by Kristen Cloud/staff writer
Independents and independence have more in common than simply their pronunciations.
That was the message Jay Campbell, president and CEO of Associated Grocers of Baton Rouge, shared during ROFDA’s 2012 Fall Conference.
“Even though they’re called independent retail grocers, they will be the first to tell you that they are dependent in many cases; they’re independent in many cases; and they’re interdependent in many cases,” said Campbell, who also serves as ROFDA’s chairman. “If they were independent they would just flex their muscles and say, ‘I’ll buy my own stuff, I’ll distribute my own stuff, I’ll sell my own stuff. Don’t call me, I’ll call you.’ But they don’t. They’re part of a retailer-owned network. We serve them and they understand about working together, cooperatively, in an endeavor.
“So they have to give up a little bit of their independence and they have to become a little bit dependent so that they can be interdependent with one another,” he added.
Campbell presented “The Spirit of Independence” on Nov. 11 on the conference’s opening day; the comparison of independent retailers to the notion of independence was appropriate on Veterans Day as Campbell asked if freedom, or independence, truly means having no limits, no boundaries and no restraints. He discussed the founding fathers’ “basic tenets” and definitions of key words like freedom, rights, privilege, duty, free enterprise and entrepreneur.

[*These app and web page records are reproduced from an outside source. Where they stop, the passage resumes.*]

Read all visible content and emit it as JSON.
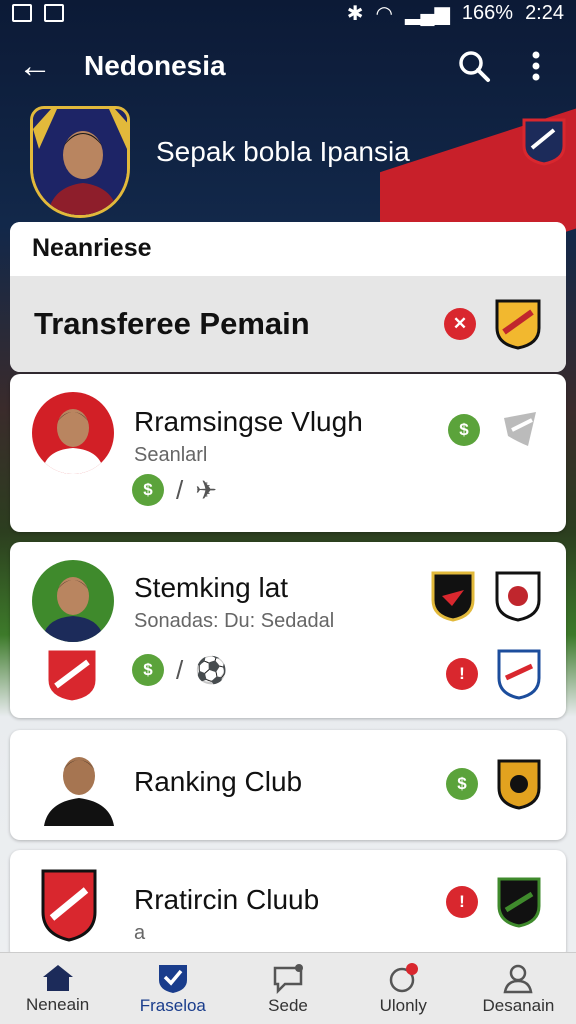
{
  "status_bar": {
    "battery": "166%",
    "time": "2:24"
  },
  "app_bar": {
    "title": "Nedonesia"
  },
  "hero": {
    "title": "Sepak bobla Ipansia"
  },
  "sheet": {
    "header": "Neanriese",
    "row_label": "Transferee Pemain"
  },
  "cards": [
    {
      "name": "Rramsingse Vlugh",
      "sub": "Seanlarl"
    },
    {
      "name": "Stemking lat",
      "sub": "Sonadas: Du: Sedadal"
    },
    {
      "name": "Ranking Club"
    },
    {
      "name": "Rratircin Cluub",
      "sub": "a"
    }
  ],
  "bottom_nav": [
    {
      "label": "Neneain",
      "icon": "home-icon"
    },
    {
      "label": "Fraseloa",
      "icon": "shield-check-icon"
    },
    {
      "label": "Sede",
      "icon": "chat-icon"
    },
    {
      "label": "Ulonly",
      "icon": "notification-icon"
    },
    {
      "label": "Desanain",
      "icon": "profile-icon"
    }
  ],
  "colors": {
    "accent_green": "#5ba33b",
    "accent_red": "#d9272e",
    "nav_active": "#1a3d8c",
    "header_navy": "#0c1a36"
  }
}
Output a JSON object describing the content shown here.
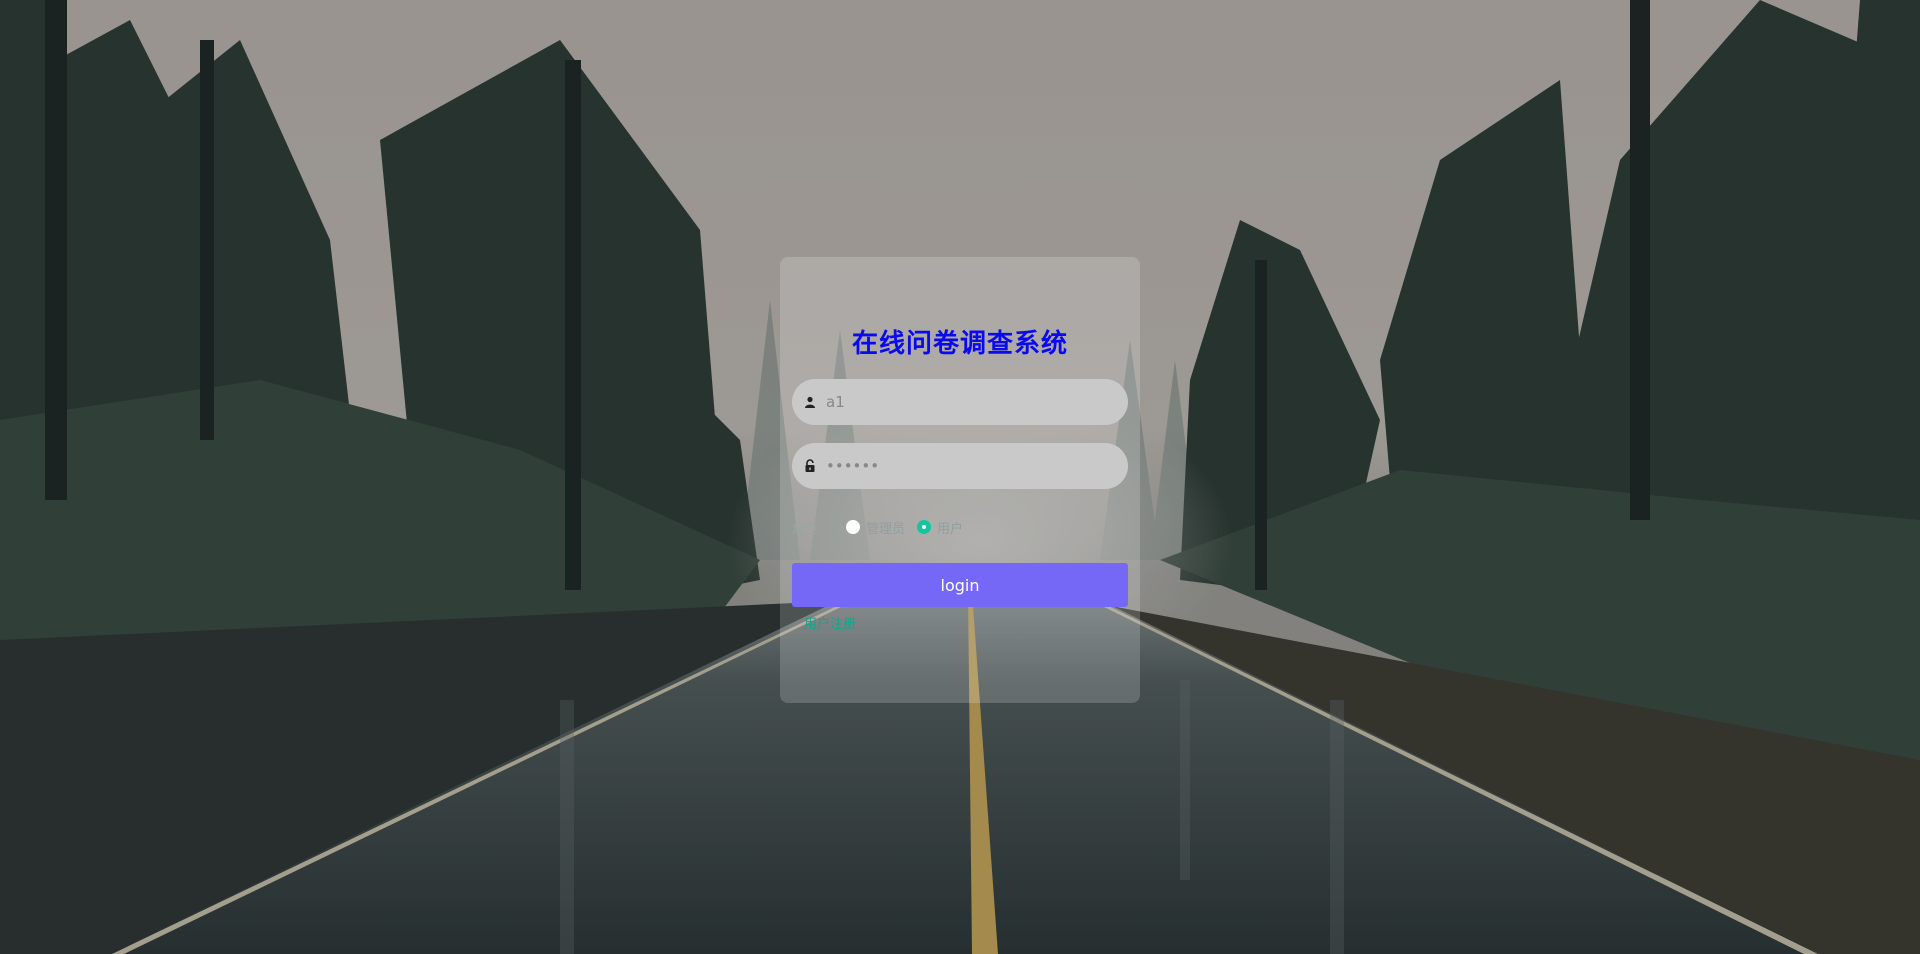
{
  "login": {
    "title": "在线问卷调查系统",
    "username": {
      "icon": "user-icon",
      "placeholder": "a1"
    },
    "password": {
      "icon": "lock-icon",
      "placeholder": "••••••"
    },
    "role": {
      "label": "角色",
      "options": [
        {
          "label": "管理员",
          "checked": false
        },
        {
          "label": "用户",
          "checked": true
        }
      ]
    },
    "submit_label": "login",
    "register_link": "用户注册"
  },
  "colors": {
    "title": "#0a0aee",
    "button": "#7568f7",
    "radio_checked": "#14c5a0",
    "link": "#14a58a",
    "input_bg": "#c9c9c9"
  },
  "background": {
    "description_icon": "forest-road-background"
  }
}
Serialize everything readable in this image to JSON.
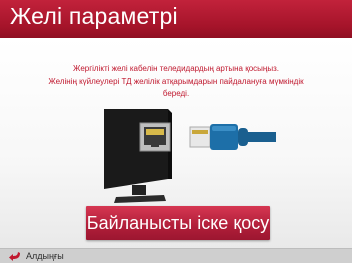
{
  "window": {
    "title": "Желі параметрі"
  },
  "message": {
    "line1": "Жергілікті желі кабелін теледидардың артына қосыңыз.",
    "line2": "Желінің күйлеулері ТД желілік атқарымдарын пайдалануға мүмкіндік",
    "line3": "береді."
  },
  "illustration": {
    "tv_icon": "tv-icon",
    "port_icon": "ethernet-port-icon",
    "cable_icon": "lan-cable-icon"
  },
  "actions": {
    "connect_label": "Байланысты іске қосу"
  },
  "footer": {
    "back_label": "Алдыңғы",
    "back_icon": "back-arrow-icon"
  },
  "colors": {
    "accent": "#b01e39",
    "title_bg": "#a5142a",
    "text_accent": "#c0192f",
    "cable": "#1d6fa8"
  }
}
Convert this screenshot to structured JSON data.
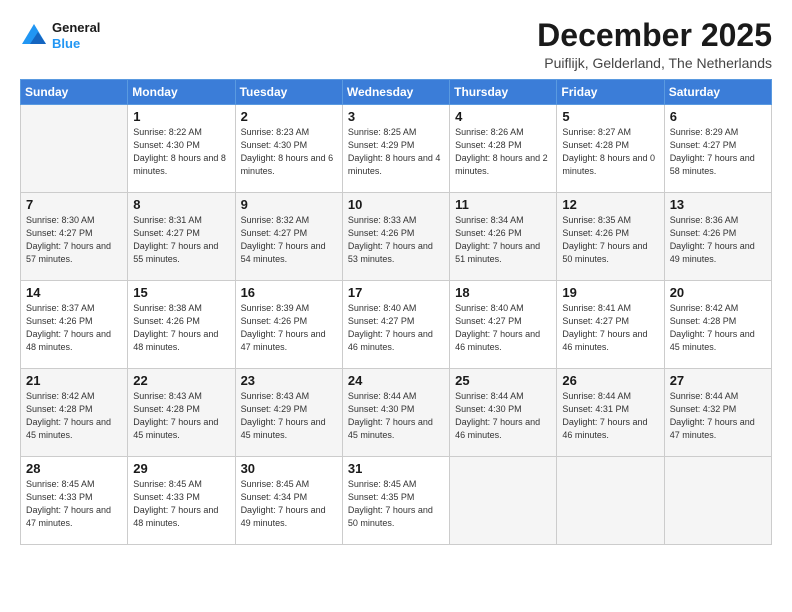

“(The founding fathers) believed that independence for them involved freedom of religion; they did not want a monarchy, they wanted a republic form of democracy; freedom of speech, no taxation without representation; they believed in property ownership, they believed in capitalism and free enterprise; personal responsibility; and self-reliance,” said Campbell, noting how the interpretation of these tenets have changed, even from the time when he was growing up.
“We had civility in the world,” Campbell said of that time. “It was a time to me when personal responsibility and self-reliance were a major focus. Citizenship involved rights, responsibilities and privileges.”
Today, he reveals, there’s confusion about these principles.
“We’re not real sure we know what freedom is,” Campbell said. “I think some view it today as unbridled, with no restrictions and no limitations: ‘I’m an American and I can do what I want. Just check it in the Constitution. I have a right.’
“Well, if I go back to that first definition of right—adherence to duty, obedience to lawful authority, a just claim and a privilege to which one is justified—then go on to the definition of privilege—aright or immunity granted as a benefit, advantage or favor…then those who run around America saying ‘I have a right to do this’ and ‘what you have should be mine’ and ‘I want to take it because I have a right to it,’ I think they’re missing the mark. I don’t think they truly understand what a right is, nor what a privilege is and what a privilege it is to be an American and to be in this country.”
The concept of government, Campbell points out, is to regulate conduct for the common good—“for efficiency, effectiveness, productivity, safety, security and protection.”
However, he believes the role of government has gone beyond what was intended.
“…For the most part the government has done a fairly good job of regulating conduct, and yet we now see the government in all areas, at all levels, changing in many cases to create new freedoms,” Campbell said. “New things that cross, in my view, moral boundaries, ethical boundaries that should not be broached; some of the things that our founding fathers said you do not do, you do not cross that line, and some of our churches and faiths say you do not cross that line, yet our country is wavering and saying we need to cross that line.”
Setting limits, saying no is freedom
Campbell told the audience that one of his AG-Baton Rouge mentors kept a bank statement from when the company was first getting off the ground that showed the business had $3.
“He was very proud of the fact that, many years later, there were seven digits left of the decimal in the bank account,” Campbell said. “But he showed me a time when it had $3. And the company had to endure, it had to place restrictions, it had to place limits, it had to say no.”
Freedom, then, isn’t really what we want to do, Campbell notes.
“Maybe freedom is the recognition by each of us that, if we are restrained properly and we take out those distractions and those temptations that can take us off course, we might get stronger and better,” he said. “…We have to make some sacrifices. We have to put some limits on ourselves, we’ve got to put some restrictions on ourselves to get there. We cannot be independent and we cannot be dependent, we must be interdependent on one another. We must have extraordinary trust for us to reach the goal that we set.”
ROFDA, a retailer-owned cooperative based in Gardendale, Ala., celebrated its 50th anniversary in 2012 and has 14 members spanning the U.S. The group’s Spring 2013 Conference will be held in Amelia Island, Fla., May 18-21. Visit rofda.com for more information.
In the photo: Jay Campbell, ROFDA Chairman, presents a plaque to retiring Dean Sonnenberg, URM Stores.